Sunday, September 21, 2008

The man who lived in interesting times

I was strolling through the Qutb Complex with my friend, when we came across a little octagonal tomb set prettily in a separate courtyard.

There are many grand monuments inside the Qutb Complex - the tall Qutb Minar, the grand Quwwat-ul-Islam (Might of Islam) mosque, and the ornate Alai Darwaza. Most were built in the early 13th century, by the Slave Dynasty. But this small tomb was added later, in the 16th century.
Who was he, I wondered, this man whose tomb lay next to some of the grandest structures in Delhi? Why was he such a big deal? A Sultan perhaps, or some great nobleman? I looked at the inscription - this was the tomb of a priest, a man named Imam Zamin. It took quite some reading before I found out who he was.
Imam Zamin was a Sayyid, a word that is used to describe male descendants of the Prophet Mohammed. The Sayyids trace their lineage back to Hassan and Hussein, the two grandsons of the Prophet, starting from the 7th century.

In the sixteenth century, Sayyid Imam Zamin came to India from Central Asia (Turkestan), during the Sultanate of Sikandar Lodi. In The Delhi that No One Knows, R V Smith says that the Sayyid was appointed Chief Imam of the Quwwat-ul-Islam mosque, and that Sikandar Lodi looked to him for spiritual guidance. The Imam, who was a Sufi, preached disregard for worldly achievements, asking Lodi to strive instead for unification with the divine Oneness.

.Smith also says that Imam Zamin didn't like the political intrigues in the court of the Lodis. I am not surprised. Sufism is the most mystical aspect of Islam, and Sufi saints are renowned for turning their faces away from the material world.

When Babur (the founder of the Mughal empire) defeated the Lodis, he visited Imam Zamin, to pay his respects. Babur's son Humayun also held the Imam in high honour, and it was in Humayun's reign that the Imam's tomb was built. When Humayun briefly lost Delhi to Sher Shah Suri, an Afghan, Sher Shah also came to seek the Imam's blessings.

I find it fascinating that here, in this little corner of the Qutb Complex, there was once a man who saw so many kings rule and die.

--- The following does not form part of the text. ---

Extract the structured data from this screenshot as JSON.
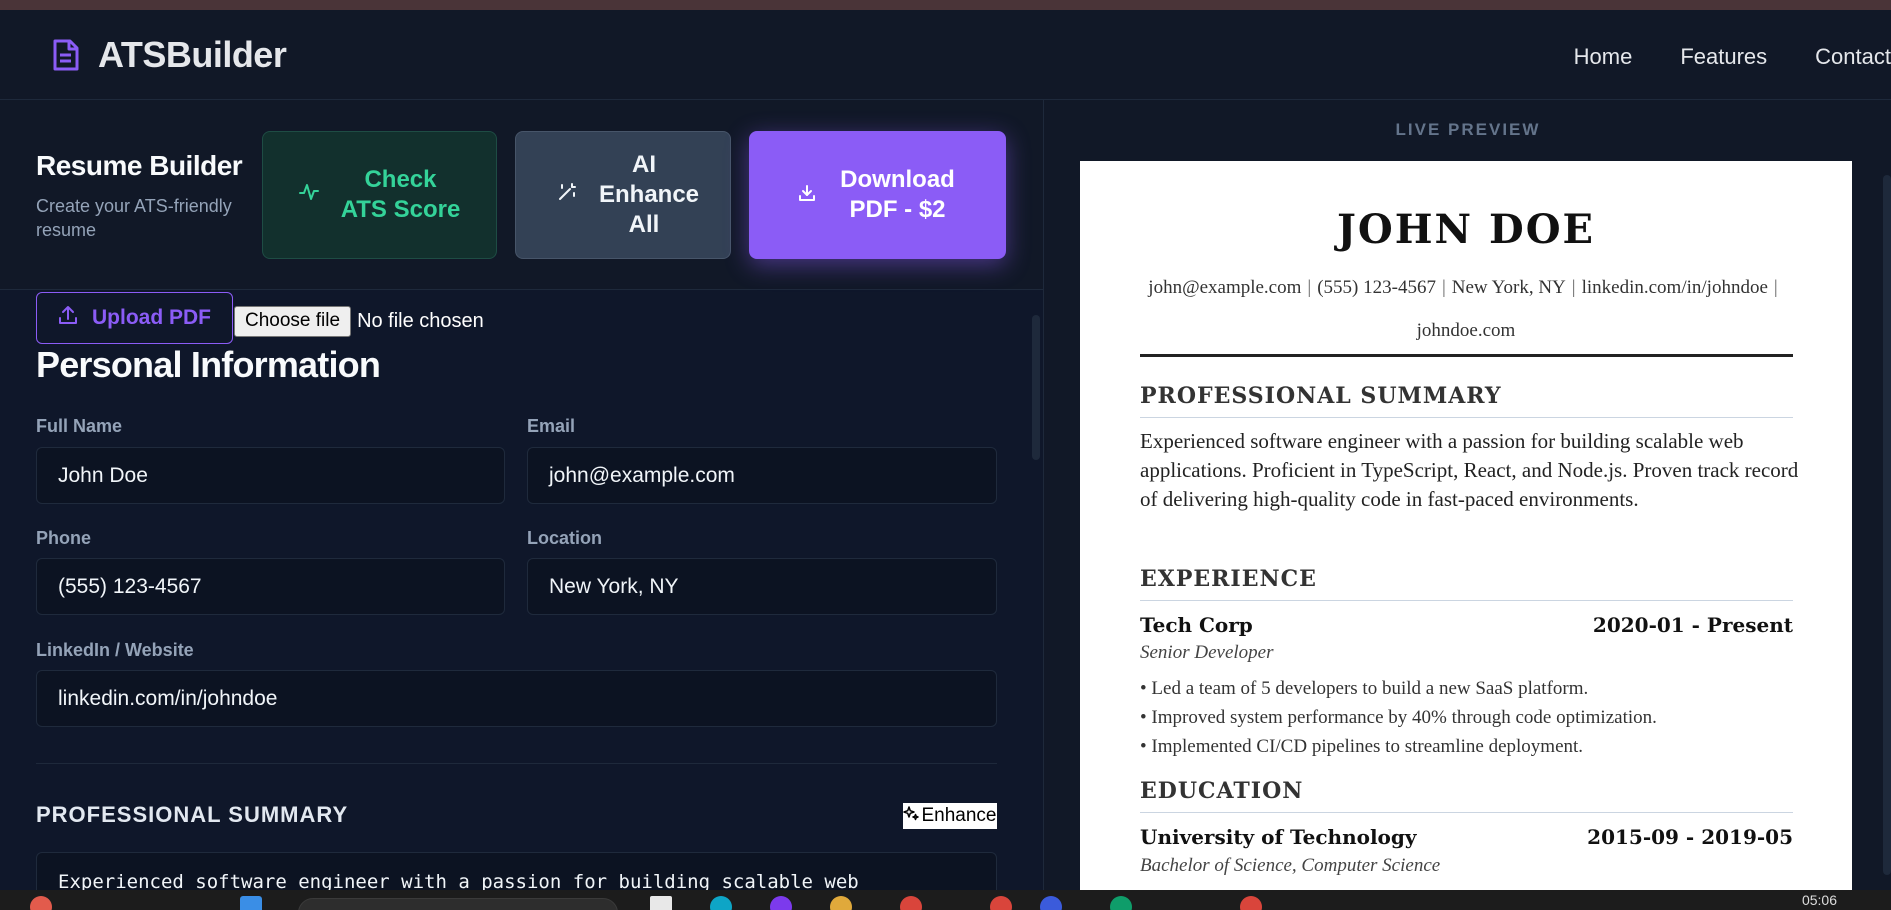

What an interesting life he must have led! I can imagine him sitting in his dusty courtyard, with the mango trees in the background, listening to the call of Delhi's peacocks, while empires rose and fell and new rulers prostrated before him for his blessings.


Rakesh Ranjan said...

Beautifully written.. I use to think who other than me gets this kind of feeling after seeing some old monuments..

Maddy said...

has been ages since i visited Delhi!
enjoyed reading this bit on a keen history buff..
i am still studying malabar - will take a while before working my way up to moughal delhi!!